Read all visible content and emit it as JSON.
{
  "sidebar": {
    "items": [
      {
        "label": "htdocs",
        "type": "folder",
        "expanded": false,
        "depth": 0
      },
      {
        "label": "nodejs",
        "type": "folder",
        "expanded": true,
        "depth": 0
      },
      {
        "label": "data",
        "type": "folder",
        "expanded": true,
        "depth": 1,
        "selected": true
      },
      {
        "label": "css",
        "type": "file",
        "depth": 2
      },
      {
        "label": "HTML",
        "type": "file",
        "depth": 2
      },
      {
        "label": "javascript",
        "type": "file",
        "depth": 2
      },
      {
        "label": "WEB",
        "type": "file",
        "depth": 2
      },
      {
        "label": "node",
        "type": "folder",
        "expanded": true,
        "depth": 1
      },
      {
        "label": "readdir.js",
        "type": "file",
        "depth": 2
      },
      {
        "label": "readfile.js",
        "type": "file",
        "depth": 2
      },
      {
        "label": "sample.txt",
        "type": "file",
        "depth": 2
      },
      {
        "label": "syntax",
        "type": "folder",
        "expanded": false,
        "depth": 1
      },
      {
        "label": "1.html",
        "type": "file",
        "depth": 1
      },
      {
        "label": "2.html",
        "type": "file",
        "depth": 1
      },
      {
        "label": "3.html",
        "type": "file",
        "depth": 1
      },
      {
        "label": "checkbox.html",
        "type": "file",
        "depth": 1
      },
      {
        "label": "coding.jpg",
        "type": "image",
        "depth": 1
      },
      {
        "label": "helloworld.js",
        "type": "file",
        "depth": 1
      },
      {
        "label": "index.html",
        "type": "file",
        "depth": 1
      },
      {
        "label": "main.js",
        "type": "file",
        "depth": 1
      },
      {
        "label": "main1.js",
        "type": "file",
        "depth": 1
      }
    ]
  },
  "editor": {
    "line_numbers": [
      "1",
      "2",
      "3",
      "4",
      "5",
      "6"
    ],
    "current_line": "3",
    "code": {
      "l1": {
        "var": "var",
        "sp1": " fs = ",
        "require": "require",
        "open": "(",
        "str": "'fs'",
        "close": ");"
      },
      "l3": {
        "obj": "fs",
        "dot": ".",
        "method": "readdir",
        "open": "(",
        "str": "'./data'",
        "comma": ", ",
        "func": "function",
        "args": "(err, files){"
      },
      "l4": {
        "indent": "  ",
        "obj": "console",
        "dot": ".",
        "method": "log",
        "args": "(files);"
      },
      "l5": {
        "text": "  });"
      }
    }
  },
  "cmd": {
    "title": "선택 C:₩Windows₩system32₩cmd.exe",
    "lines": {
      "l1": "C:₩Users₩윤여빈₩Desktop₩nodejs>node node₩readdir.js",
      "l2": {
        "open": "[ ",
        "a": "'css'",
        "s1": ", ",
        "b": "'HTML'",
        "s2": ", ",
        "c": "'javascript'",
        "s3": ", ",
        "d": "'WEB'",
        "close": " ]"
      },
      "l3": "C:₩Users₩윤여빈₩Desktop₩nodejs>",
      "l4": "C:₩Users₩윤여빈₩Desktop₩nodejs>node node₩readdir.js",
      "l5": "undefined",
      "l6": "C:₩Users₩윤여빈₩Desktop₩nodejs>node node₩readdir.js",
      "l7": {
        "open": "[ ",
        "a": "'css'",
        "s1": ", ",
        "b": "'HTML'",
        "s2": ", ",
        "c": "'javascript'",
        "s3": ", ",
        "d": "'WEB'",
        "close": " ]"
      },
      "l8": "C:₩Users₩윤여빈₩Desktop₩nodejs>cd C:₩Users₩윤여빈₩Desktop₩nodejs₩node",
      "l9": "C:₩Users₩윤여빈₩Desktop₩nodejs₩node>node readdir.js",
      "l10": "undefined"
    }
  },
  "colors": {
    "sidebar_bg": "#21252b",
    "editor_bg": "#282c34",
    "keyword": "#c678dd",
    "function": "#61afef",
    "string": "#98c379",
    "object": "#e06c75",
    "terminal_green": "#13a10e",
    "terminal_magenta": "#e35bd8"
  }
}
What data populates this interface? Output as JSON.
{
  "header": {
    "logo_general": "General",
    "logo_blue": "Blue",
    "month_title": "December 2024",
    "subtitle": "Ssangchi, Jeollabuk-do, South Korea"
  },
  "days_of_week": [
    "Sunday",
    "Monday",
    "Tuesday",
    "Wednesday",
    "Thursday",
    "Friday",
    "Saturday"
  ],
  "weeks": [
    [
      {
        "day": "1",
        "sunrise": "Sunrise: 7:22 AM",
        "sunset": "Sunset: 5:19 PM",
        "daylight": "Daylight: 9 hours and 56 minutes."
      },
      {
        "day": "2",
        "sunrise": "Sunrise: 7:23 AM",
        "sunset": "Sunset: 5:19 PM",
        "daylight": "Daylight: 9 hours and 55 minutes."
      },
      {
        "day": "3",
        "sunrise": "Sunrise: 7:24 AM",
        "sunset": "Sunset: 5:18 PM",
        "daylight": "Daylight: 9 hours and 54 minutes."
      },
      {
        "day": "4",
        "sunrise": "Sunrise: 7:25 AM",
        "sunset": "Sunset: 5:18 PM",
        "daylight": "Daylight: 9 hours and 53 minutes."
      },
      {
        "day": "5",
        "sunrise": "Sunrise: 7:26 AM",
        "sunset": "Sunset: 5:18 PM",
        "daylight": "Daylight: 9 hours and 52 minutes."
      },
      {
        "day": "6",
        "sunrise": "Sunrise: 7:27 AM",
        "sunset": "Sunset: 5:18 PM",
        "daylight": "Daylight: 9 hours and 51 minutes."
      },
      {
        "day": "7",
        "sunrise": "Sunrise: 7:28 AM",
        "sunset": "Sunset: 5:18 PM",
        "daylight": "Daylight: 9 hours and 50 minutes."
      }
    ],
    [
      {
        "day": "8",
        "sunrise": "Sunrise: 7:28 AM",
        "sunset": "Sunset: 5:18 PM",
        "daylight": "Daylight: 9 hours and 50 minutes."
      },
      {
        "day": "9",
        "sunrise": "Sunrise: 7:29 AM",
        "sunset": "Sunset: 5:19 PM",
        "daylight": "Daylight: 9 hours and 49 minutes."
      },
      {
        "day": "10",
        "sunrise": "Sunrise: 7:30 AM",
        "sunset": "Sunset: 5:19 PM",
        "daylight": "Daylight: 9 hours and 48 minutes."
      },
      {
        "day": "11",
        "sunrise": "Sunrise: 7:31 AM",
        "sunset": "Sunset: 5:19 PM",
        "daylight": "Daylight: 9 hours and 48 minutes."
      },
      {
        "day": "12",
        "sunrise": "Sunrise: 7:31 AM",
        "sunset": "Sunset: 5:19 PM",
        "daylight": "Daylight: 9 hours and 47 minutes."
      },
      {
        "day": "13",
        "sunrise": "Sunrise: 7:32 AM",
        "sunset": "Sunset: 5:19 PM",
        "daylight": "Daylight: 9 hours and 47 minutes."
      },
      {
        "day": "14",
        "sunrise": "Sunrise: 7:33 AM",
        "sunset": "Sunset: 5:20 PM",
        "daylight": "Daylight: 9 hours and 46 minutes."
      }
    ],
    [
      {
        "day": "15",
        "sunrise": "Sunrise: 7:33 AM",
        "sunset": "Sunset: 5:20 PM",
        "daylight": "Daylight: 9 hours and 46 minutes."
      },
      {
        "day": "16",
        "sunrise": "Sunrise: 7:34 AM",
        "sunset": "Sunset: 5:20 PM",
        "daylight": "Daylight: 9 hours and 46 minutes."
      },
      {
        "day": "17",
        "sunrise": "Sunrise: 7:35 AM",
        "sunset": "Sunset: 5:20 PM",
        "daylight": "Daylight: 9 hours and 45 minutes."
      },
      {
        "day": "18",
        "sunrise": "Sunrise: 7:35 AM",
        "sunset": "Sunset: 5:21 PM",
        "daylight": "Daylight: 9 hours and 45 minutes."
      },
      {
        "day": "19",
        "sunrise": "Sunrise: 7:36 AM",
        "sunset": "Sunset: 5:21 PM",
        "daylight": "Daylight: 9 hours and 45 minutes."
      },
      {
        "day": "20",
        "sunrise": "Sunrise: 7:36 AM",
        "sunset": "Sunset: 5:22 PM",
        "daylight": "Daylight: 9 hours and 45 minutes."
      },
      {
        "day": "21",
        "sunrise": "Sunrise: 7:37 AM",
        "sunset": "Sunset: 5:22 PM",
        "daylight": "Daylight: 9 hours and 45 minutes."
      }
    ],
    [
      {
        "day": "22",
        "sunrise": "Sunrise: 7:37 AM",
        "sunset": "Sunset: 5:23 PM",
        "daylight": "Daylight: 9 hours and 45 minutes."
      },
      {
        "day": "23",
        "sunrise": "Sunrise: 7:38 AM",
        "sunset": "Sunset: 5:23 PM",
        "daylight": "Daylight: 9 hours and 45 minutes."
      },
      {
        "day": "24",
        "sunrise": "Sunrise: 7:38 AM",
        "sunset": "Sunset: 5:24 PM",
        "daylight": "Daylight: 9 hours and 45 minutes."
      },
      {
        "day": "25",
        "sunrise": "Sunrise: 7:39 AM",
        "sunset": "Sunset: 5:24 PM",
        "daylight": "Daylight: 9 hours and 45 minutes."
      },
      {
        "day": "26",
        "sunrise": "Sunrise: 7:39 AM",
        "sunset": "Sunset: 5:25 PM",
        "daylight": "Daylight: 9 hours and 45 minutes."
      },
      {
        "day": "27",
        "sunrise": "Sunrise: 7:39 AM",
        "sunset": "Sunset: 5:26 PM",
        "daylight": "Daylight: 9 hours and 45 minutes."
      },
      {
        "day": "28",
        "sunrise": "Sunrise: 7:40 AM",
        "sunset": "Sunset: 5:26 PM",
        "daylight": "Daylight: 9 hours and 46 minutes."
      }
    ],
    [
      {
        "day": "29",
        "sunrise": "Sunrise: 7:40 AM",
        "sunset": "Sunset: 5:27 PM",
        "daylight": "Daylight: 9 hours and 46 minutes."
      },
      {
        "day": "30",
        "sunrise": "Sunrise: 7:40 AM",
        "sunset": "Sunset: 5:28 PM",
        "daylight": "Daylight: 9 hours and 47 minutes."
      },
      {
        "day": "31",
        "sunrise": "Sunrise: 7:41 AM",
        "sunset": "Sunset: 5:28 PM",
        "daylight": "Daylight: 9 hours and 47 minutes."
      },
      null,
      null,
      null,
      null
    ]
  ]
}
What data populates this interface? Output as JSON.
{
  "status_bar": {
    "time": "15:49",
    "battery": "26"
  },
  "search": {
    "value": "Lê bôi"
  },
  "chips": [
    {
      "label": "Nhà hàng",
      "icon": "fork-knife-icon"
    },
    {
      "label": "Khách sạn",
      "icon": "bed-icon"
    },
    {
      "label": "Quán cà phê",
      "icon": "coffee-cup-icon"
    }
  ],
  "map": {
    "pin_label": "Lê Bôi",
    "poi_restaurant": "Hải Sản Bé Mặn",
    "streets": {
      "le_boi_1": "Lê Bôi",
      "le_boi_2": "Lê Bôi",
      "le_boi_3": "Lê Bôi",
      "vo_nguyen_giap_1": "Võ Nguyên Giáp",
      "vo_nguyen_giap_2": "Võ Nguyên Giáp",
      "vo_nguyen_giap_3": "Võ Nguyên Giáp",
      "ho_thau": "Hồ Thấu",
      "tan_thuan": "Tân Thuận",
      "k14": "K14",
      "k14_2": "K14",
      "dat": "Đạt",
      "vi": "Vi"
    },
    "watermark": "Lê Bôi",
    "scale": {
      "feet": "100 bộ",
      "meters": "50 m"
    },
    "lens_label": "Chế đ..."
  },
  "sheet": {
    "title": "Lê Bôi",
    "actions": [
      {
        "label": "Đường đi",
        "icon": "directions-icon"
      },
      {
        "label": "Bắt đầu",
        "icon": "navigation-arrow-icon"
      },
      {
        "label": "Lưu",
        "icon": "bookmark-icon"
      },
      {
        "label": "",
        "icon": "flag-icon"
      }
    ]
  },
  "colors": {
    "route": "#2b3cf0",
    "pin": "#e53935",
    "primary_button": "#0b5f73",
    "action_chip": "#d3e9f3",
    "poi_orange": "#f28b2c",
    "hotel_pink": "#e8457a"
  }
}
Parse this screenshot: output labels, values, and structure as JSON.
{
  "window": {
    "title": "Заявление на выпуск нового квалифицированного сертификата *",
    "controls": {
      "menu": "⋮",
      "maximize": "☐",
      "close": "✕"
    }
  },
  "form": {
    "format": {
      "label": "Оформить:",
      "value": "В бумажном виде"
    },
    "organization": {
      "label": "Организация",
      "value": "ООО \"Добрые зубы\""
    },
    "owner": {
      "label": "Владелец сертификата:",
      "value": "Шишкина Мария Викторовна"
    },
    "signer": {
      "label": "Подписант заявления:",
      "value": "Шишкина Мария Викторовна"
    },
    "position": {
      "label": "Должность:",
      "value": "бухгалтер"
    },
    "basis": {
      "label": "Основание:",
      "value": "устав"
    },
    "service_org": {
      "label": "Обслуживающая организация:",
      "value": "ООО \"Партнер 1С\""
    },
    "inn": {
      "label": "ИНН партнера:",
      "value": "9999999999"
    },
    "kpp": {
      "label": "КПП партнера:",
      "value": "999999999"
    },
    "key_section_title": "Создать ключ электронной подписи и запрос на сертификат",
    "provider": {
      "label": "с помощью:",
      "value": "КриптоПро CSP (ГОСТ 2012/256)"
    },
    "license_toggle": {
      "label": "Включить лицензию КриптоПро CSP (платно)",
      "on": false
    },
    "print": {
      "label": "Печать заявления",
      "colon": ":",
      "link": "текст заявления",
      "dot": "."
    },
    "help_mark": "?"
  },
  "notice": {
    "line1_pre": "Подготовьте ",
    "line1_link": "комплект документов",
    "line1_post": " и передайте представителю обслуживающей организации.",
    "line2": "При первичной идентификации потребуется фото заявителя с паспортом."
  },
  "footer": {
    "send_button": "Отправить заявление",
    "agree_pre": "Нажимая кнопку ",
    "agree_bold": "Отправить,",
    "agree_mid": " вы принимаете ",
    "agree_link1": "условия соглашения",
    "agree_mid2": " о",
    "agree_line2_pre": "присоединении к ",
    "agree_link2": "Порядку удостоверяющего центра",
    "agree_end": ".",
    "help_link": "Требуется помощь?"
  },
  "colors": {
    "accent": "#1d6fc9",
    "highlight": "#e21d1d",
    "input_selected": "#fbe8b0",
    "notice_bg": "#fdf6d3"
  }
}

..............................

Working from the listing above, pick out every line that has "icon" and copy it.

      "icon": "fork-knife-icon"
      "icon": "bed-icon"
      "icon": "coffee-cup-icon"
        "icon": "directions-icon"
        "icon": "navigation-arrow-icon"
        "icon": "bookmark-icon"
        "icon": "flag-icon"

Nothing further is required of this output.